Risk of Sun Glare Could Increase as Spring Approaches
Spring is approaching, and that means an increased risk of accidents due to drivers being temporarily blinded by the sun.
March 19 is the beginning of the Spring Equinox. Mandy Büttgen-Quinn, a traffic safety professional with the City of Springfield, said that sun glare poses a higher risk during this time of year because as the sun moves, it goes in direct east and west alignment.
“So, during that time, since in America most streets are in east and west alignment, it can be a little bit of a problem, because the sun will be really low, glaring right at you.”
She said properly using sun visors while driving and keeping a set of polarized sunglasses on hand can mitigate the hazards of windshield glare caused by the sun.
Sergeant John Lueckenhoff with the Missouri Highway Patrol Troop D said sun glare is just as much a hazard as anything else that can obstruct a driver’s line of sight.
“Glare in the windshield from the sun is just like any other visibility reduction situation, such as fog or heavy rain. Know that it prevents you from being able to clearly see what’s ahead.”
Lueckenhoff said there are things you can do to try to avoid accidents when sun glare is a problem.
“Everything you would normally do during fog or severe rain, you also need to do with the sun glaring in your face, such as slowing down, creating greater following distances, etc.”
According to Büttgen-Quinn, other things causing problems for drivers this time of year are moisture on windshields and the potential for fog to build up on the insides of windows if the vehicle is not warmed up properly.

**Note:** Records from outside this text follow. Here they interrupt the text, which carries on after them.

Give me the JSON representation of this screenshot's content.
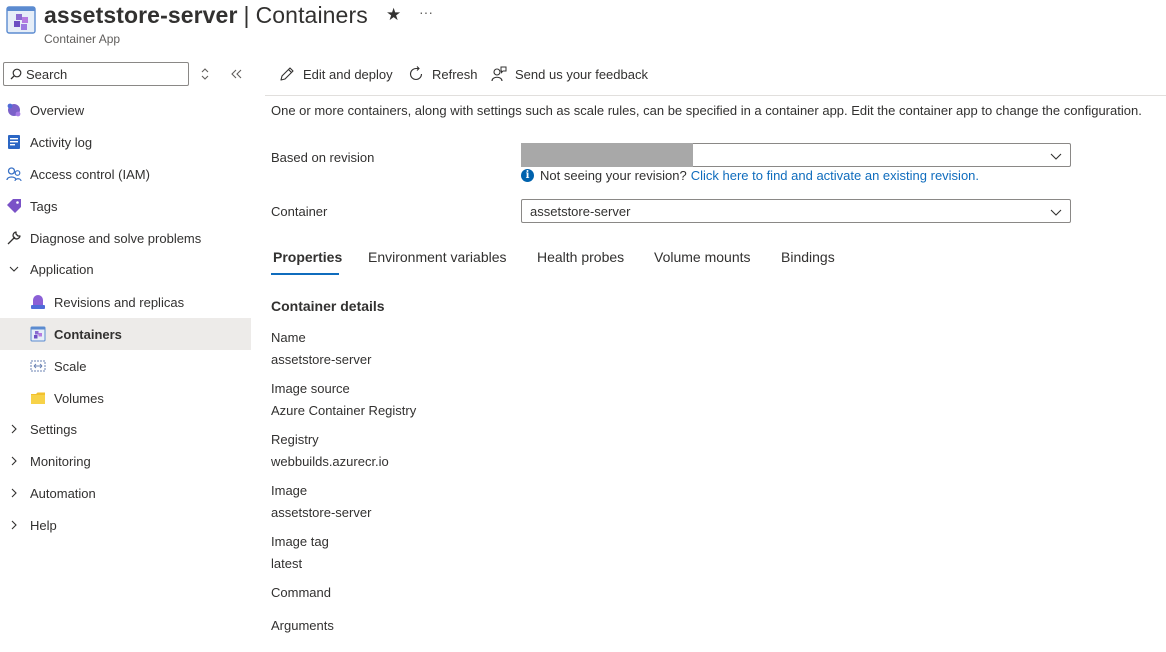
{
  "header": {
    "resource_name": "assetstore-server",
    "separator": "|",
    "blade_name": "Containers",
    "subtitle": "Container App",
    "star_icon": "★",
    "more_icon": "···"
  },
  "sidebar": {
    "search_placeholder": "Search",
    "items": [
      {
        "label": "Overview",
        "icon": "overview-icon"
      },
      {
        "label": "Activity log",
        "icon": "activity-log-icon"
      },
      {
        "label": "Access control (IAM)",
        "icon": "iam-icon"
      },
      {
        "label": "Tags",
        "icon": "tag-icon"
      },
      {
        "label": "Diagnose and solve problems",
        "icon": "wrench-icon"
      },
      {
        "label": "Application",
        "icon": "chevron-down-icon"
      },
      {
        "label": "Revisions and replicas",
        "icon": "revisions-icon"
      },
      {
        "label": "Containers",
        "icon": "containers-icon",
        "selected": true
      },
      {
        "label": "Scale",
        "icon": "scale-icon"
      },
      {
        "label": "Volumes",
        "icon": "folder-icon"
      },
      {
        "label": "Settings",
        "icon": "chevron-right-icon"
      },
      {
        "label": "Monitoring",
        "icon": "chevron-right-icon"
      },
      {
        "label": "Automation",
        "icon": "chevron-right-icon"
      },
      {
        "label": "Help",
        "icon": "chevron-right-icon"
      }
    ]
  },
  "toolbar": {
    "edit_deploy": "Edit and deploy",
    "refresh": "Refresh",
    "feedback": "Send us your feedback"
  },
  "main": {
    "description": "One or more containers, along with settings such as scale rules, can be specified in a container app. Edit the container app to change the configuration.",
    "revision_label": "Based on revision",
    "revision_value": "",
    "revision_hint": "Not seeing your revision?",
    "revision_link": "Click here to find and activate an existing revision.",
    "container_label": "Container",
    "container_value": "assetstore-server",
    "tabs": [
      {
        "label": "Properties",
        "active": true
      },
      {
        "label": "Environment variables"
      },
      {
        "label": "Health probes"
      },
      {
        "label": "Volume mounts"
      },
      {
        "label": "Bindings"
      }
    ],
    "section_heading": "Container details",
    "details": [
      {
        "label": "Name",
        "value": "assetstore-server"
      },
      {
        "label": "Image source",
        "value": "Azure Container Registry"
      },
      {
        "label": "Registry",
        "value": "webbuilds.azurecr.io"
      },
      {
        "label": "Image",
        "value": "assetstore-server"
      },
      {
        "label": "Image tag",
        "value": "latest"
      },
      {
        "label": "Command",
        "value": ""
      },
      {
        "label": "Arguments",
        "value": ""
      }
    ]
  },
  "colors": {
    "accent": "#0f6cbd",
    "selected_bg": "#edebe9",
    "info_blue": "#0062ad"
  }
}
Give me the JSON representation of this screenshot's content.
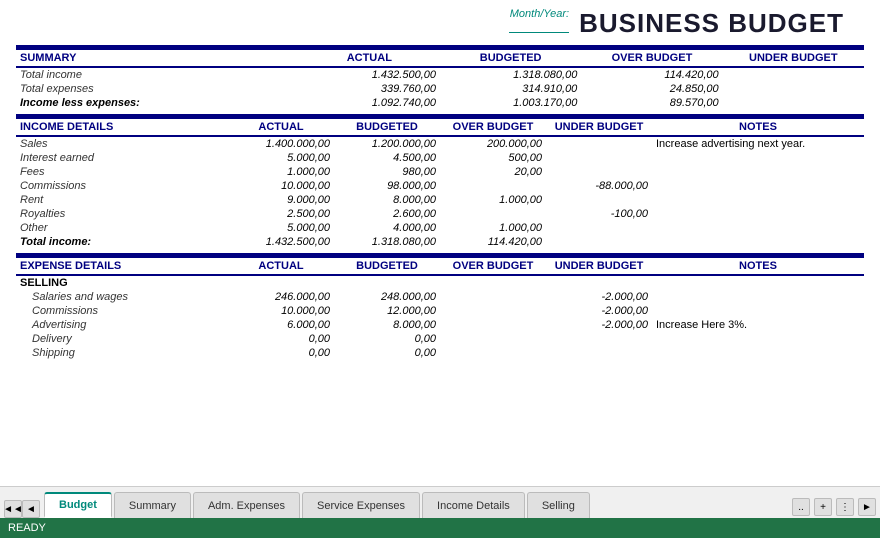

She said keeping your windshield clean and warming your vehicle properly can reduce the chance of an accident.
The National Highway Traffic safety Administration website has information about hazards associated with driving and tips to mitigate those hazards.